Physical therapists (PTs) and occupational therapists (OTs) in private practice and speech-language pathologists (SLPs). CMS will include a definition of “supplier” in 42 C.F.R. § 424.502 that includes PTs and OTs in private practice and SLPs, as well as individuals and entities that qualify as suppliers under § 400.202.
Debt referred to the US Department of Treasury. CMS currently has authority to revoke a provider or supplier’s enrollment if it determines that the provider has an existing debt that CMS appropriately referred to the US Department of Treasury. However, beginning in 2024, CMS will not be able to revoke enrollment when (1) a provider’s or supplier’s Medicare debt has been discharged by a bankruptcy court or (2) the administrative appeals process concerning the debt has not been exhausted or the timeline for filing such an appeal, at the appropriate level, has not expired.

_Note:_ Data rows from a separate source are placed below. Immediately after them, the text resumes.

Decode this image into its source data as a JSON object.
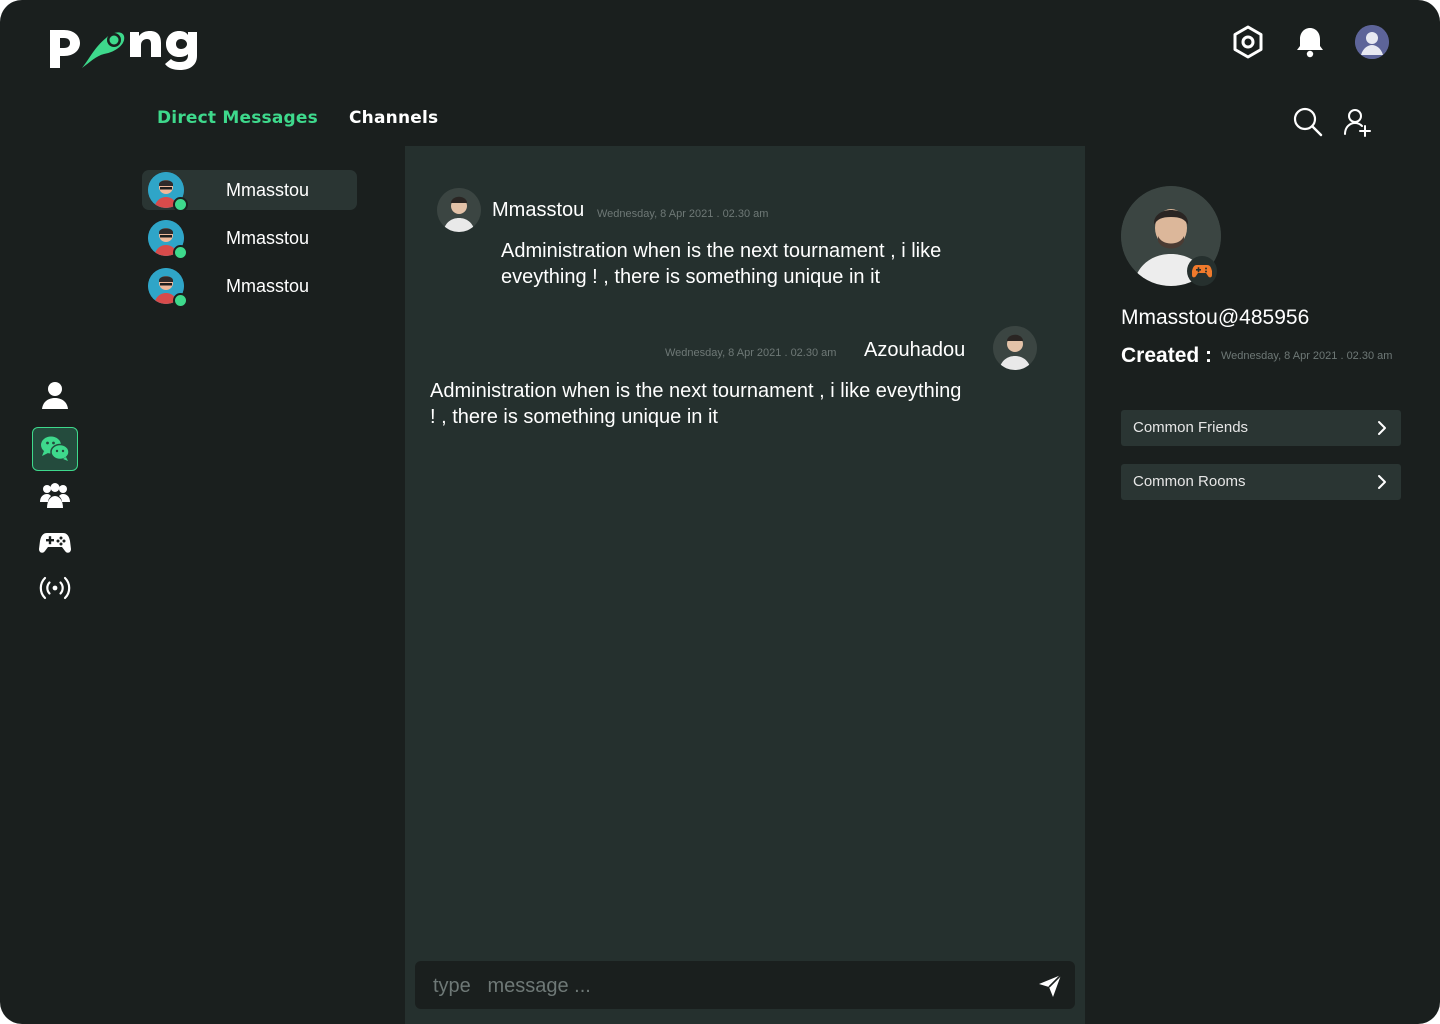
{
  "app": {
    "logo_text": "pong",
    "accent_color": "#3ed98c",
    "background": "#1a1f1e"
  },
  "header": {
    "icons": [
      "settings-icon",
      "bell-icon",
      "user-avatar"
    ]
  },
  "tabs": [
    {
      "label": "Direct Messages",
      "active": true
    },
    {
      "label": "Channels",
      "active": false
    }
  ],
  "toolbar_icons": [
    "search-icon",
    "add-user-icon"
  ],
  "rail": [
    {
      "icon": "user-icon",
      "active": false
    },
    {
      "icon": "chat-icon",
      "active": true
    },
    {
      "icon": "group-icon",
      "active": false
    },
    {
      "icon": "gamepad-icon",
      "active": false
    },
    {
      "icon": "broadcast-icon",
      "active": false
    }
  ],
  "conversations": [
    {
      "name": "Mmasstou",
      "active": true,
      "online": true
    },
    {
      "name": "Mmasstou",
      "active": false,
      "online": true
    },
    {
      "name": "Mmasstou",
      "active": false,
      "online": true
    }
  ],
  "messages": [
    {
      "sender": "Mmasstou",
      "time": "Wednesday, 8 Apr 2021 . 02.30 am",
      "line1": "Administration when is the next tournament , i like",
      "line2": "eveything ! , there is something  unique in it"
    },
    {
      "sender": "Azouhadou",
      "time": "Wednesday, 8 Apr 2021 . 02.30 am",
      "line1": "Administration when is the next tournament , i like eveything",
      "line2": "! , there is something  unique in it"
    }
  ],
  "composer": {
    "placeholder": "type   message ..."
  },
  "profile": {
    "username": "Mmasstou@485956",
    "created_label": "Created :",
    "created_time": "Wednesday, 8 Apr 2021 . 02.30 am",
    "buttons": [
      "Common Friends",
      "Common Rooms"
    ]
  }
}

The impact of these changes
While not all changes to the enrollment rules in the 2024 PFS relate to CMS’s denial or revocation authority, it is clear from the rulemaking that CMS is continuing to broaden its authority to remove providers and suppliers from the Medicare program.
Some of these updates may be beneficial. For instance, the stay of enrollment could offer providers/suppliers a significant opportunity to resolve allegations of non-compliance prior to a deactivation or revocation action. However, this is still a discretionary action by CMS, and its decisions regarding what it constitutes as “minor” remain to be seen. The fact that CMS has created the stay, but still concludes that “any form of non-compliance is cause for concern [and to] permit even minor non-compliance to go unremedied could threaten the Trust Funds,” suggests that CMS may not be willing to use the stay in each instance of minor non-compliance.

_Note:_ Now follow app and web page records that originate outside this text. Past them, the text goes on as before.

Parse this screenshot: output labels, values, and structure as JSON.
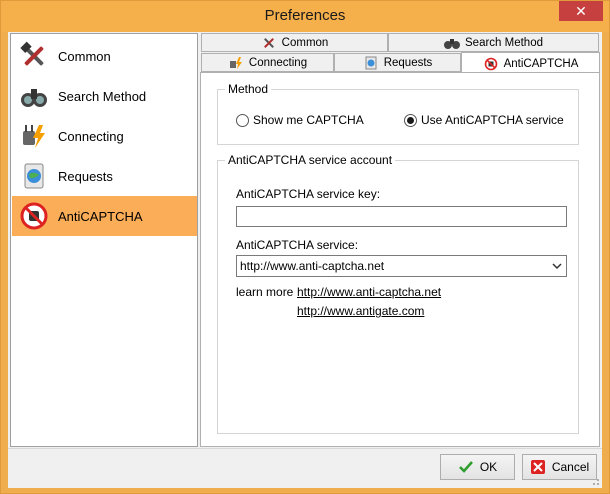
{
  "window": {
    "title": "Preferences",
    "close_label": "✕"
  },
  "sidebar": {
    "items": [
      {
        "label": "Common",
        "icon": "hammer-wrench-icon",
        "selected": false
      },
      {
        "label": "Search Method",
        "icon": "binoculars-icon",
        "selected": false
      },
      {
        "label": "Connecting",
        "icon": "plug-lightning-icon",
        "selected": false
      },
      {
        "label": "Requests",
        "icon": "document-globe-icon",
        "selected": false
      },
      {
        "label": "AntiCAPTCHA",
        "icon": "no-bot-icon",
        "selected": true
      }
    ]
  },
  "tabs": {
    "row1": [
      {
        "label": "Common",
        "icon": "hammer-wrench-icon"
      },
      {
        "label": "Search Method",
        "icon": "binoculars-icon"
      }
    ],
    "row2": [
      {
        "label": "Connecting",
        "icon": "plug-lightning-icon"
      },
      {
        "label": "Requests",
        "icon": "document-globe-icon"
      },
      {
        "label": "AntiCAPTCHA",
        "icon": "no-bot-icon",
        "active": true
      }
    ]
  },
  "method": {
    "group_label": "Method",
    "option_show": "Show me CAPTCHA",
    "option_use": "Use AntiCAPTCHA service",
    "selected": "Use AntiCAPTCHA service"
  },
  "account": {
    "group_label": "AntiCAPTCHA service account",
    "key_label": "AntiCAPTCHA service key:",
    "key_value": "",
    "service_label": "AntiCAPTCHA service:",
    "service_value": "http://www.anti-captcha.net",
    "learn_more": "learn more",
    "link1": "http://www.anti-captcha.net",
    "link2": "http://www.antigate.com"
  },
  "footer": {
    "ok_label": "OK",
    "cancel_label": "Cancel"
  },
  "colors": {
    "accent": "#f5b04c",
    "selected_item": "#fbad58",
    "close": "#c74040"
  }
}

An ongoing concern with the enrollment rules is that consequences for non-compliance, even when minor and devoid of fraudulent or abusive intent or effect, may present harsh and long-lasting repercussions. Confounding the problem is that providers and suppliers facing a denial, termination, or revocation from Medicare are often left without any meaningful recourse; appeals of these actions can take years.
In that time, a provider/supplier may be forced out of business, as an adverse action by a federal healthcare program may have reverberating negative effects across all aspects of operations (eg, licensure, commercial payor participation, contractual notifications and terminations in agreements with other healthcare providers, suppliers, and vendors, among others).

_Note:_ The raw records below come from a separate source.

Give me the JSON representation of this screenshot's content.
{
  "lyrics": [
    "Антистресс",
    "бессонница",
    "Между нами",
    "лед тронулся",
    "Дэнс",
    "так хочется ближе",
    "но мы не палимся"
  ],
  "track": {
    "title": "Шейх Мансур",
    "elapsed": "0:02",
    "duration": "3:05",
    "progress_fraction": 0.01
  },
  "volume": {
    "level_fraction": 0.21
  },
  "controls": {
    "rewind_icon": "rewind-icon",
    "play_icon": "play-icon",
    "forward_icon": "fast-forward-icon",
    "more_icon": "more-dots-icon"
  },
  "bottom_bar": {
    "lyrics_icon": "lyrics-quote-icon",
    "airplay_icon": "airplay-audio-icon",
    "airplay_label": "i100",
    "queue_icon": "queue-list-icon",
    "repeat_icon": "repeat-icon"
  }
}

Ensuring that Medicare and Medicaid enrollment records are updated regularly can be a significant administrative lift for a provider or supplier focused on patient care, especially for a healthcare system taxed by staff shortages, revenue loss, and other fallout from the recent pandemic.
The effects of a revocation can be dire, with inadvertent mistakes punished harshly. Therefore, CMS’s self-proclaimed “gatekeeper” functions in the provider enrollment arena should be approached with caution and awareness. Providers and suppliers are encouraged to remain vigilant and timely in responding to adverse actions, licensure status changes, and reporting changes to the Medicare program.
For more information about these developments, please contact your DLA Piper relationship attorney or the authors of this alert.